**What is being asked**
Please reproduce the data exactly, excluding any pictures it contains.

------ Data shown ------

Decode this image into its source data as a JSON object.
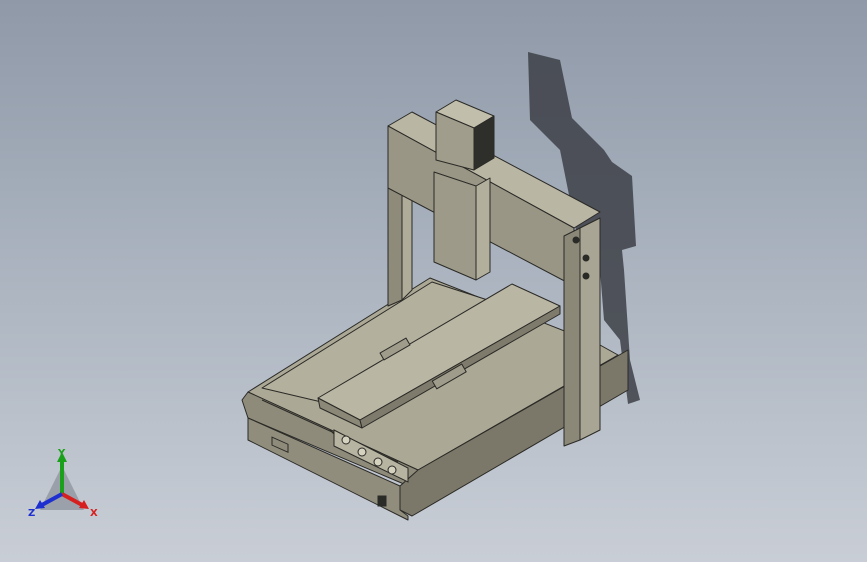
{
  "viewport": {
    "background_top": "#8f99a8",
    "background_bottom": "#c9ced6",
    "model_color": "#a7a392",
    "model_edge_color": "#2a2a26",
    "shadow_color": "#3a3c40"
  },
  "triad": {
    "x_label": "X",
    "y_label": "Y",
    "z_label": "Z",
    "x_color": "#d62020",
    "y_color": "#1aa01a",
    "z_color": "#1e2fd0"
  }
}
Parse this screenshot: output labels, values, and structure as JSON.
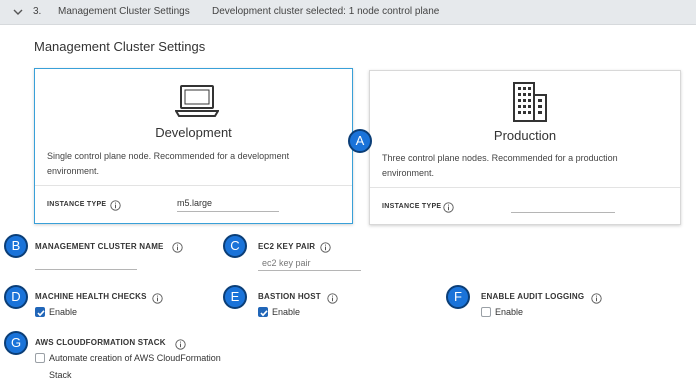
{
  "step_header": {
    "number": "3.",
    "title": "Management Cluster Settings",
    "summary": "Development cluster selected: 1 node control plane"
  },
  "section_title": "Management Cluster Settings",
  "cards": {
    "development": {
      "title": "Development",
      "description": "Single control plane node. Recommended for a development environment.",
      "instance_type_label": "INSTANCE TYPE",
      "instance_type_value": "m5.large",
      "selected": true
    },
    "production": {
      "title": "Production",
      "description": "Three control plane nodes. Recommended for a production environment.",
      "instance_type_label": "INSTANCE TYPE",
      "instance_type_value": "",
      "selected": false
    }
  },
  "callouts": {
    "a": "A",
    "b": "B",
    "c": "C",
    "d": "D",
    "e": "E",
    "f": "F",
    "g": "G"
  },
  "fields": {
    "management_cluster_name": {
      "label": "MANAGEMENT CLUSTER NAME",
      "value": ""
    },
    "ec2_key_pair": {
      "label": "EC2 KEY PAIR",
      "placeholder": "ec2 key pair"
    },
    "machine_health_checks": {
      "label": "MACHINE HEALTH CHECKS",
      "checkbox_label": "Enable",
      "checked": true
    },
    "bastion_host": {
      "label": "BASTION HOST",
      "checkbox_label": "Enable",
      "checked": true
    },
    "enable_audit_logging": {
      "label": "ENABLE AUDIT LOGGING",
      "checkbox_label": "Enable",
      "checked": false
    },
    "aws_cloudformation_stack": {
      "label": "AWS CLOUDFORMATION STACK",
      "checkbox_label_line1": "Automate creation of AWS CloudFormation",
      "checkbox_label_line2": "Stack",
      "checked": false
    }
  },
  "colors": {
    "header_bg": "#e6e9ec",
    "selected_border": "#39a0d8",
    "callout_fill": "#1a73d9",
    "callout_border": "#0b3e77",
    "checkbox_checked": "#2166b8"
  },
  "icons": {
    "header_toggle": "chevron-down-icon",
    "development": "laptop-icon",
    "production": "buildings-icon",
    "info": "info-icon",
    "checkbox_mark": "checkmark-icon"
  }
}
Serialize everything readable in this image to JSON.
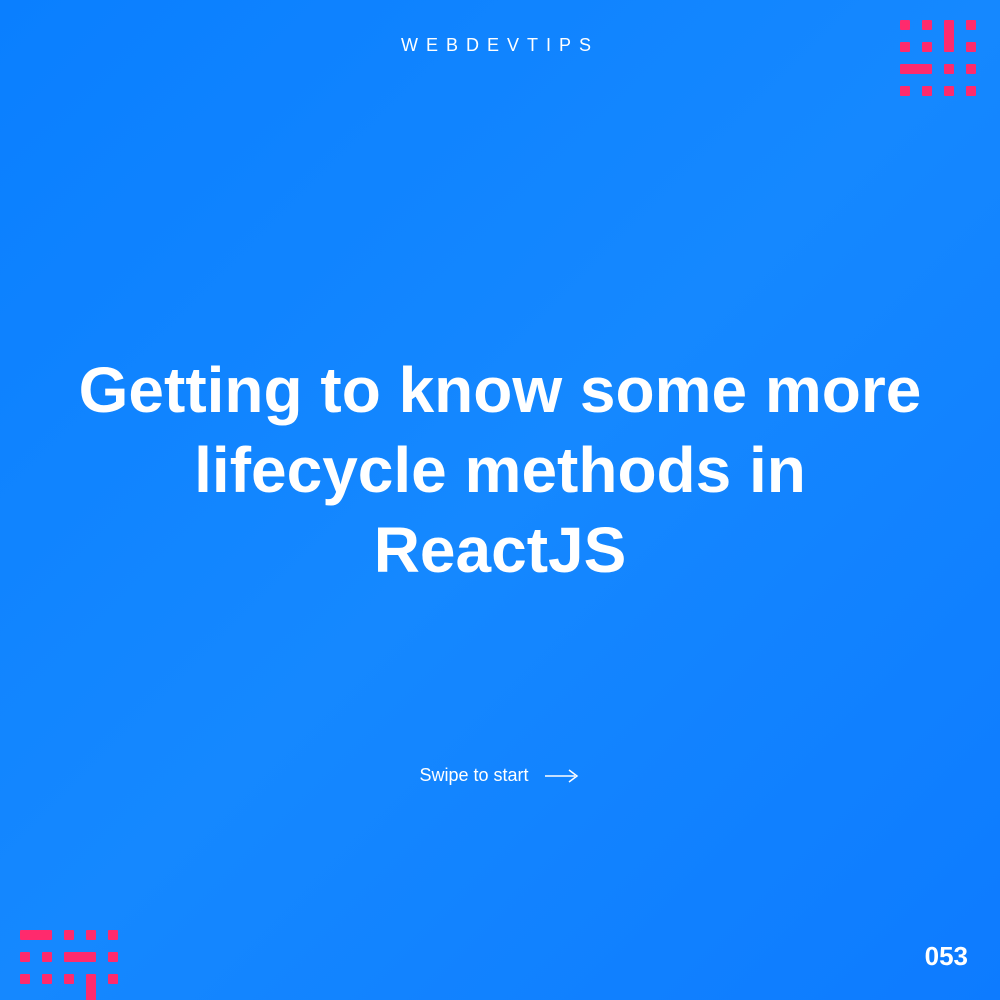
{
  "header": {
    "brand": "WEBDEVTIPS"
  },
  "main": {
    "title": "Getting to know some more lifecycle methods in ReactJS",
    "swipe_text": "Swipe to start"
  },
  "footer": {
    "page_number": "053"
  },
  "colors": {
    "background": "#0d7bff",
    "accent": "#ff2a6d",
    "text": "#ffffff"
  }
}
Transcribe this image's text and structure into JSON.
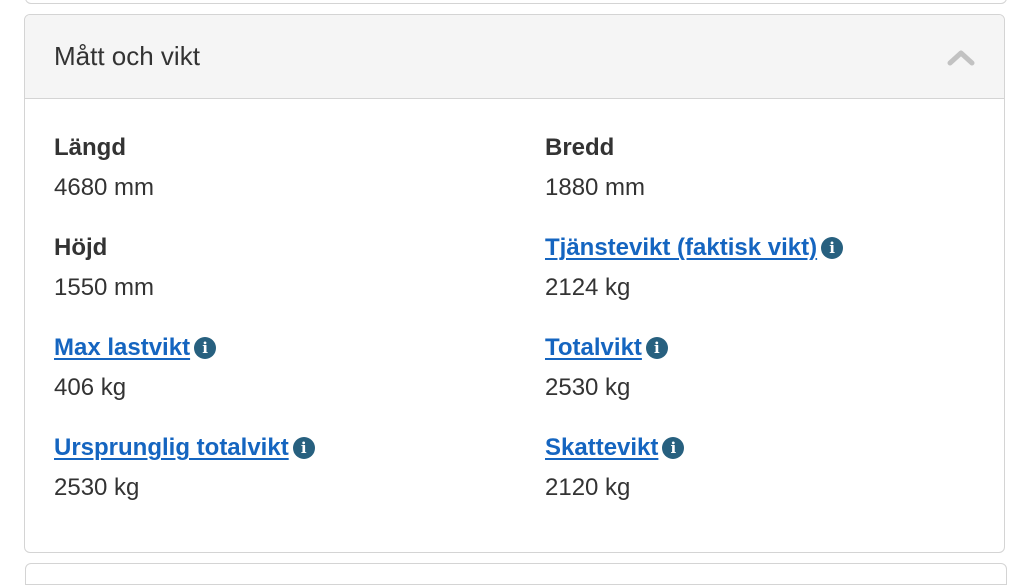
{
  "panel": {
    "title": "Mått och vikt",
    "collapse_icon": "chevron-up-icon"
  },
  "items": [
    {
      "label": "Längd",
      "value": "4680 mm",
      "link": false
    },
    {
      "label": "Bredd",
      "value": "1880 mm",
      "link": false
    },
    {
      "label": "Höjd",
      "value": "1550 mm",
      "link": false
    },
    {
      "label": "Tjänstevikt (faktisk vikt)",
      "value": "2124 kg",
      "link": true
    },
    {
      "label": "Max lastvikt",
      "value": "406 kg",
      "link": true
    },
    {
      "label": "Totalvikt",
      "value": "2530 kg",
      "link": true
    },
    {
      "label": "Ursprunglig totalvikt",
      "value": "2530 kg",
      "link": true
    },
    {
      "label": "Skattevikt",
      "value": "2120 kg",
      "link": true
    }
  ],
  "colors": {
    "link": "#1565c0",
    "info_icon": "#27607f",
    "header_bg": "#f5f5f5",
    "border": "#d4d4d4",
    "text": "#333333"
  },
  "info_icon_glyph": "i"
}
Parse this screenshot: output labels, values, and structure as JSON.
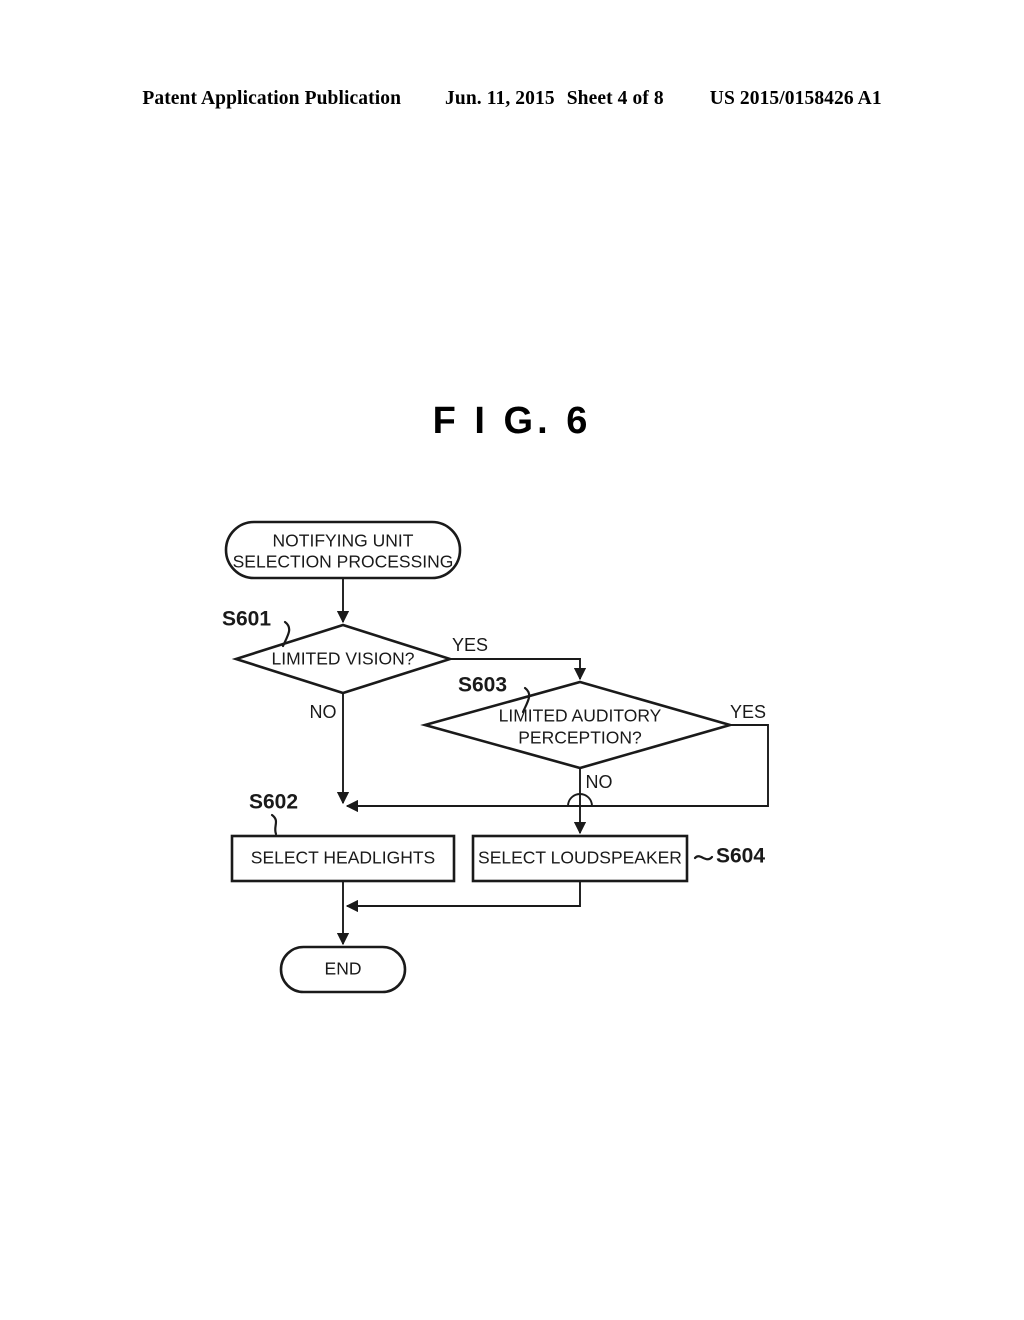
{
  "header": {
    "publication": "Patent Application Publication",
    "date": "Jun. 11, 2015",
    "sheet": "Sheet 4 of 8",
    "doc_number": "US 2015/0158426 A1"
  },
  "figure": {
    "title": "F I G.  6"
  },
  "flowchart": {
    "start": {
      "line1": "NOTIFYING UNIT",
      "line2": "SELECTION PROCESSING"
    },
    "decision1": {
      "step": "S601",
      "text": "LIMITED VISION?",
      "yes": "YES",
      "no": "NO"
    },
    "decision2": {
      "step": "S603",
      "line1": "LIMITED AUDITORY",
      "line2": "PERCEPTION?",
      "yes": "YES",
      "no": "NO"
    },
    "process1": {
      "step": "S602",
      "text": "SELECT HEADLIGHTS"
    },
    "process2": {
      "step": "S604",
      "text": "SELECT LOUDSPEAKER"
    },
    "end": {
      "text": "END"
    }
  }
}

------

**Response**
Decode this image into its source data as a JSON object.
{
  "viewport": {
    "background_top": "#8f99a8",
    "background_bottom": "#c9ced6",
    "model_color": "#a7a392",
    "model_edge_color": "#2a2a26",
    "shadow_color": "#3a3c40"
  },
  "triad": {
    "x_label": "X",
    "y_label": "Y",
    "z_label": "Z",
    "x_color": "#d62020",
    "y_color": "#1aa01a",
    "z_color": "#1e2fd0"
  }
}
Parse this screenshot: output labels, values, and structure as JSON.
{
  "step_header": {
    "number": "3.",
    "title": "Management Cluster Settings",
    "summary": "Development cluster selected: 1 node control plane"
  },
  "section_title": "Management Cluster Settings",
  "cards": {
    "development": {
      "title": "Development",
      "description": "Single control plane node. Recommended for a development environment.",
      "instance_type_label": "INSTANCE TYPE",
      "instance_type_value": "m5.large",
      "selected": true
    },
    "production": {
      "title": "Production",
      "description": "Three control plane nodes. Recommended for a production environment.",
      "instance_type_label": "INSTANCE TYPE",
      "instance_type_value": "",
      "selected": false
    }
  },
  "callouts": {
    "a": "A",
    "b": "B",
    "c": "C",
    "d": "D",
    "e": "E",
    "f": "F",
    "g": "G"
  },
  "fields": {
    "management_cluster_name": {
      "label": "MANAGEMENT CLUSTER NAME",
      "value": ""
    },
    "ec2_key_pair": {
      "label": "EC2 KEY PAIR",
      "placeholder": "ec2 key pair"
    },
    "machine_health_checks": {
      "label": "MACHINE HEALTH CHECKS",
      "checkbox_label": "Enable",
      "checked": true
    },
    "bastion_host": {
      "label": "BASTION HOST",
      "checkbox_label": "Enable",
      "checked": true
    },
    "enable_audit_logging": {
      "label": "ENABLE AUDIT LOGGING",
      "checkbox_label": "Enable",
      "checked": false
    },
    "aws_cloudformation_stack": {
      "label": "AWS CLOUDFORMATION STACK",
      "checkbox_label_line1": "Automate creation of AWS CloudFormation",
      "checkbox_label_line2": "Stack",
      "checked": false
    }
  },
  "colors": {
    "header_bg": "#e6e9ec",
    "selected_border": "#39a0d8",
    "callout_fill": "#1a73d9",
    "callout_border": "#0b3e77",
    "checkbox_checked": "#2166b8"
  },
  "icons": {
    "header_toggle": "chevron-down-icon",
    "development": "laptop-icon",
    "production": "buildings-icon",
    "info": "info-icon",
    "checkbox_mark": "checkmark-icon"
  }
}
Serialize everything readable in this image to JSON.
{
  "header": {
    "brand": "WEBDEVTIPS"
  },
  "main": {
    "title": "Getting to know some more lifecycle methods in ReactJS",
    "swipe_text": "Swipe to start"
  },
  "footer": {
    "page_number": "053"
  },
  "colors": {
    "background": "#0d7bff",
    "accent": "#ff2a6d",
    "text": "#ffffff"
  }
}
Transcribe this image's text and structure into JSON.
{
  "panel": {
    "title": "Mått och vikt",
    "collapse_icon": "chevron-up-icon"
  },
  "items": [
    {
      "label": "Längd",
      "value": "4680 mm",
      "link": false
    },
    {
      "label": "Bredd",
      "value": "1880 mm",
      "link": false
    },
    {
      "label": "Höjd",
      "value": "1550 mm",
      "link": false
    },
    {
      "label": "Tjänstevikt (faktisk vikt)",
      "value": "2124 kg",
      "link": true
    },
    {
      "label": "Max lastvikt",
      "value": "406 kg",
      "link": true
    },
    {
      "label": "Totalvikt",
      "value": "2530 kg",
      "link": true
    },
    {
      "label": "Ursprunglig totalvikt",
      "value": "2530 kg",
      "link": true
    },
    {
      "label": "Skattevikt",
      "value": "2120 kg",
      "link": true
    }
  ],
  "colors": {
    "link": "#1565c0",
    "info_icon": "#27607f",
    "header_bg": "#f5f5f5",
    "border": "#d4d4d4",
    "text": "#333333"
  },
  "info_icon_glyph": "i"
}
Parse this screenshot: output labels, values, and structure as JSON.
{
  "header": {
    "publication": "Patent Application Publication",
    "date": "Jun. 11, 2015",
    "sheet": "Sheet 4 of 8",
    "doc_number": "US 2015/0158426 A1"
  },
  "figure": {
    "title": "F I G.  6"
  },
  "flowchart": {
    "start": {
      "line1": "NOTIFYING UNIT",
      "line2": "SELECTION PROCESSING"
    },
    "decision1": {
      "step": "S601",
      "text": "LIMITED VISION?",
      "yes": "YES",
      "no": "NO"
    },
    "decision2": {
      "step": "S603",
      "line1": "LIMITED AUDITORY",
      "line2": "PERCEPTION?",
      "yes": "YES",
      "no": "NO"
    },
    "process1": {
      "step": "S602",
      "text": "SELECT HEADLIGHTS"
    },
    "process2": {
      "step": "S604",
      "text": "SELECT LOUDSPEAKER"
    },
    "end": {
      "text": "END"
    }
  }
}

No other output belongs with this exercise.